Devised with Luis Buñuel’s frequent collaborator, Jean-Claude Carrière, The Phantom of Liberty (1974) seems like the most ephemeral of the director’s last three films, a series of japes without the pretense of a conventional narrative, amusing and occasionally outrageous but too scattershot in its targeting to rank with his best. It shares with his other works as a septuagenarian — The Discreet Charm of the Bourgeoisie (1972) and That Obscure Object of Desire (1977) — a surface placidity which mutes an already very dry sense of humor and a subtle directorial style which lays a deceptive layer of matter-of-factness over the a pervasive sense of unreality. It’s also the most ostentatiously surreal film of Buñuel’s last trio.
Surreal has become a word that’s applied to anything strange or dreamlike, but with Buñuel one has to go back to its original meaning, back to what was represented by his film debut, the 1928 collaboration with Salvador Dali, Un Chien Andalou. Surrealism, which was in part a reaction to the more nihilistic Dada movement, posited that the juxtaposition of incongruent images, words or ideas could open a pipeline to the unconscious — the irrational milieu of dreams and suppressed babble that suggests an elusive and more profound, though not necessarily better, reality. It was also an implicit critique of normative culture, social and political realities.
Buñuel made two purely (and fiercely) surrealist films, Andalou and L’Age d’Or (1930), early in his career. Later, when he was able to return to personal filmmaking after years of wandering in the desert of commercial Mexican cinema, his take on surrealism had become a part of a larger mix of intentions. The results were often something closer to satire (which is deeply rational) than to suggestive strangeness.

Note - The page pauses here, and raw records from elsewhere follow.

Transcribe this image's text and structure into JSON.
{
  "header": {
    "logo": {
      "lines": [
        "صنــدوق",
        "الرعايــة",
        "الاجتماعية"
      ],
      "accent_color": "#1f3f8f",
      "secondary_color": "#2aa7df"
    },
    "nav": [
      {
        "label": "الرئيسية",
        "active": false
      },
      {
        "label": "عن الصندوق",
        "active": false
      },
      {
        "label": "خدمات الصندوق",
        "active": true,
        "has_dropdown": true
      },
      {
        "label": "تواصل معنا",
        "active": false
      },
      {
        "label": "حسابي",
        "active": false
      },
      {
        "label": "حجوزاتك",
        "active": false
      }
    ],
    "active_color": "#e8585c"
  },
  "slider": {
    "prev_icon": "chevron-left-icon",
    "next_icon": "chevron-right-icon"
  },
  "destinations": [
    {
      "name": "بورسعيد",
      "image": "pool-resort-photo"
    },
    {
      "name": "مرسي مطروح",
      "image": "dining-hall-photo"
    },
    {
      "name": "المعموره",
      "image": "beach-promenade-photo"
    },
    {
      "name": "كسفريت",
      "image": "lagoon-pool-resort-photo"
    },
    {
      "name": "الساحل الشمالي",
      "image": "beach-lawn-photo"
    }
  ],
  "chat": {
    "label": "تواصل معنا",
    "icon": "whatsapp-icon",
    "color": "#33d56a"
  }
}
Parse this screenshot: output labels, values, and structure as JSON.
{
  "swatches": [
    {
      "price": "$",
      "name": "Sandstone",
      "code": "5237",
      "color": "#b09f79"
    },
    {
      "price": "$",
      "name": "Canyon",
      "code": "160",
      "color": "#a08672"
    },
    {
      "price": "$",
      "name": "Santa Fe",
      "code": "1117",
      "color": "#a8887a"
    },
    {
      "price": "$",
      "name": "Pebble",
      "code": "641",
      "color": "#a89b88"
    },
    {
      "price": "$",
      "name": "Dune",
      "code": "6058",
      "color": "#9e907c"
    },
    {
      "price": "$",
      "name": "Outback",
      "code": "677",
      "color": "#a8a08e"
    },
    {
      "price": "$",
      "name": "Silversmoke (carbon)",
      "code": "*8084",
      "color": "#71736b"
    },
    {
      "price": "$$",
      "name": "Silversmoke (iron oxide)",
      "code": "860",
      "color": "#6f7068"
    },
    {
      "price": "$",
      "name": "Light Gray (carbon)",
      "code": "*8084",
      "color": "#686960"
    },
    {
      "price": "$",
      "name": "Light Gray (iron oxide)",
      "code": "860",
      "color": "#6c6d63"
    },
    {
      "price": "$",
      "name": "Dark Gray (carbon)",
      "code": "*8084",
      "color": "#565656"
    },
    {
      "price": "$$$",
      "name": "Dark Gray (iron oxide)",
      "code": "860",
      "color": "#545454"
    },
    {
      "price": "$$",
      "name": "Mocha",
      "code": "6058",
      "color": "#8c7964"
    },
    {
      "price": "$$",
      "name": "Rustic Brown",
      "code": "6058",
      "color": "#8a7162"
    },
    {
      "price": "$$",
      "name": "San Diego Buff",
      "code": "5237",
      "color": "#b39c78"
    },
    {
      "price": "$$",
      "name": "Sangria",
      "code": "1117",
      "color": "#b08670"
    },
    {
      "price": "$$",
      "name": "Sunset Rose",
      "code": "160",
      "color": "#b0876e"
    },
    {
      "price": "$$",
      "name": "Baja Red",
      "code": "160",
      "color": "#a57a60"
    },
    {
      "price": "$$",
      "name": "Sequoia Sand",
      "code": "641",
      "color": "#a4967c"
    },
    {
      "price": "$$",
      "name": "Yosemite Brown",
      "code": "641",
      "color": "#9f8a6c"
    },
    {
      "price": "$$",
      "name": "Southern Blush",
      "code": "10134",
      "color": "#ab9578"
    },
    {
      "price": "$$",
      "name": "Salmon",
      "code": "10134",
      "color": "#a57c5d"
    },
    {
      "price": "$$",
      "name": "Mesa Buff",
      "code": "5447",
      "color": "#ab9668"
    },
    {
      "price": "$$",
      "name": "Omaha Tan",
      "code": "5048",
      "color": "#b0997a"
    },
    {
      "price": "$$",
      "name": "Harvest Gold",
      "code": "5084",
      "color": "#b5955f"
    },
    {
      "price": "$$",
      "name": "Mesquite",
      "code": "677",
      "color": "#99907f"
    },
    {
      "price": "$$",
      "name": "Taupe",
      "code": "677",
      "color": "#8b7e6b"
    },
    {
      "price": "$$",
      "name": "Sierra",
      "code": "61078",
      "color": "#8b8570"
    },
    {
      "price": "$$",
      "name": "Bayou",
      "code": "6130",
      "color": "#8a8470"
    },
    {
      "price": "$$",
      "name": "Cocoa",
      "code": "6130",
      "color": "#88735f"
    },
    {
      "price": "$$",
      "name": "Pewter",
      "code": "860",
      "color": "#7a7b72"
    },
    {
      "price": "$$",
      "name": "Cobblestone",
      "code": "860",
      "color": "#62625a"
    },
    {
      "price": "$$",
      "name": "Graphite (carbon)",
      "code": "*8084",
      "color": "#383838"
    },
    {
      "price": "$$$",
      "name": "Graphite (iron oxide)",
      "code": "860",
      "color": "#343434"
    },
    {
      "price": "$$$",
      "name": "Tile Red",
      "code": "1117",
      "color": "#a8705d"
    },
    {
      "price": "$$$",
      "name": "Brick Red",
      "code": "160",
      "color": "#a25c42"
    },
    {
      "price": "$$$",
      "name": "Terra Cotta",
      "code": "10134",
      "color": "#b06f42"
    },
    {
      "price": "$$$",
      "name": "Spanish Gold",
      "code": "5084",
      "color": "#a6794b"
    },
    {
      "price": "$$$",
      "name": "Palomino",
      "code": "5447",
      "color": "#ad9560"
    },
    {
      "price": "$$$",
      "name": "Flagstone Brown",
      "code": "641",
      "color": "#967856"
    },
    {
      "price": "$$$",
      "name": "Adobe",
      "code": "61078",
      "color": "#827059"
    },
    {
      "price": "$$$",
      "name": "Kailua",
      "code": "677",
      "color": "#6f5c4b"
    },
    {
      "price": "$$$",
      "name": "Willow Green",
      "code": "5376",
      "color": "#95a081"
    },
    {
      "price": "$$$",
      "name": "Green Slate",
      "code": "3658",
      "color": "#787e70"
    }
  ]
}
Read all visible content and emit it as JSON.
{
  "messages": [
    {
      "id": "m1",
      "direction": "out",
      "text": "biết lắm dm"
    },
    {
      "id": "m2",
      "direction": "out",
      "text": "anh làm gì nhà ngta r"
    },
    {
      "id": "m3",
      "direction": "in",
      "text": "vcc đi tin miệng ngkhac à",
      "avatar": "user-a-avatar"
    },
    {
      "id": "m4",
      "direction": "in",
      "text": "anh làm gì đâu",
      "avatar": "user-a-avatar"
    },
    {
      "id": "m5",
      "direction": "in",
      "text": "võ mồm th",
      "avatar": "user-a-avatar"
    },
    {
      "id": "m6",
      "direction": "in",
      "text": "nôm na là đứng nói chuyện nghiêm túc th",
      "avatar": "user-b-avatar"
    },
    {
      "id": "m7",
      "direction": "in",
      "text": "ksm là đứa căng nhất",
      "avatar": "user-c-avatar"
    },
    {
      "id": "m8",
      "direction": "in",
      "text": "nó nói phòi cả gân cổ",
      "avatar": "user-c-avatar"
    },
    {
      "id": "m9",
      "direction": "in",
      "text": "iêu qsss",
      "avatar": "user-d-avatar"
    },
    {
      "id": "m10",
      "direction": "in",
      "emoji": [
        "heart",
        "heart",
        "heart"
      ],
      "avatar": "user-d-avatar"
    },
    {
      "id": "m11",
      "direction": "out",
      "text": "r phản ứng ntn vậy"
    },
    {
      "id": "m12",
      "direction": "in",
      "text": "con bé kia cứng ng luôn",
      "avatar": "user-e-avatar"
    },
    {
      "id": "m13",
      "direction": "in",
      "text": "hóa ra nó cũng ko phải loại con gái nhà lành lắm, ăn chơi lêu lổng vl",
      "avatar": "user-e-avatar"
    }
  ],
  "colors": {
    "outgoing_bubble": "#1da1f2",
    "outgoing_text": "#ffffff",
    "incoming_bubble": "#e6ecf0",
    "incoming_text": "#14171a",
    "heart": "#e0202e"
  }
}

But Phantom, which is structured as a series of apparently random anecdotes, is a return to the earlier form, mitigated by a more mature, less scabrous style — no eyeballs being slit open by razors here, no sex-crazed socialites sucking the toes of statues. The bombs are now tossed in a more leisurely manner and explode more slowly. Some of the anecdotes can be mistaken for jokes — like the one where a doctor tells his patient that he has liver cancer and then casually offers him a cigarette — but that’s missing the point. The cigarette offering is just the last and most pointed example of a scene illustrating how courtesy can be contingent on ignoring reality. It’s preceded by several minutes of the doctor telling the patient how great his test results are, how wonderfully healthy he is, except for this one little thing, it’s barely worth troubling you with, etc.
Perhaps the most famous sequence from the film is the one where a group of people, gathered around a table, sit on toilets chatting amiably while they defecate, until one guest asks politely to be excused, then retreats down a hallway to a small dark room where, in privacy, he eats some food. This is a scene within a scene, an example offered by a professor who’s lecturing a class of soldiers on the topic of moral and cultural relativism, referencing Margaret Mead (“available in the barracks library”) and the then-current worldwide sense of impending social revolution. But his class dwindles as groups of soldiers keep having to leave in order to deal with one catastrophe after another. The combination of silliness (the two final remaining students act like mischievous 10-year-olds), cognitive dissonance (lecturing soldiers on Margaret Mead) and the didactic tone of the crapping-eating switcheroo is typical of the rich tonal blend Buñuel uses throughout the film. It’s an approach whose effectiveness is dependent on another aspect of the director’s style that came to full bloom during his final films — expert timing.
Reality is what you make it, but unless you’re a psychopath or some kind of artist, you don’t make it by yourself — it’s a consensus that you’re tied to instinctively, in order to function in a random universe. In Phantom, Buñuel suggests some alternatives to the consensus, all of which are absurd, but a few of which evoke a sharp laugh (or quiet chuckle, depending on your temperament) in recognition of the logic they contain and despite their impossibility. Others are just baffling or suggestive of some dream where you have to ignore the particulars (Buñuel would never stoop to something as mundane as symbolism) to get down to the emotional core.
The film is not one of his towering achievements — it’s just too uneven — but it’s a wonderful example of an old master revisiting some lifelong concerns, slightly mellowed but still incorrigibly subversive.
Showing exclusively at the Detroit Film Theatre (inside the DIA, 5200 Woodward Ave., Detroit), Monday at 7:30 p.m. Call 313-833-3237.
Richard C. Walls writes about film and music for Metro Times. E-mail him at [email protected].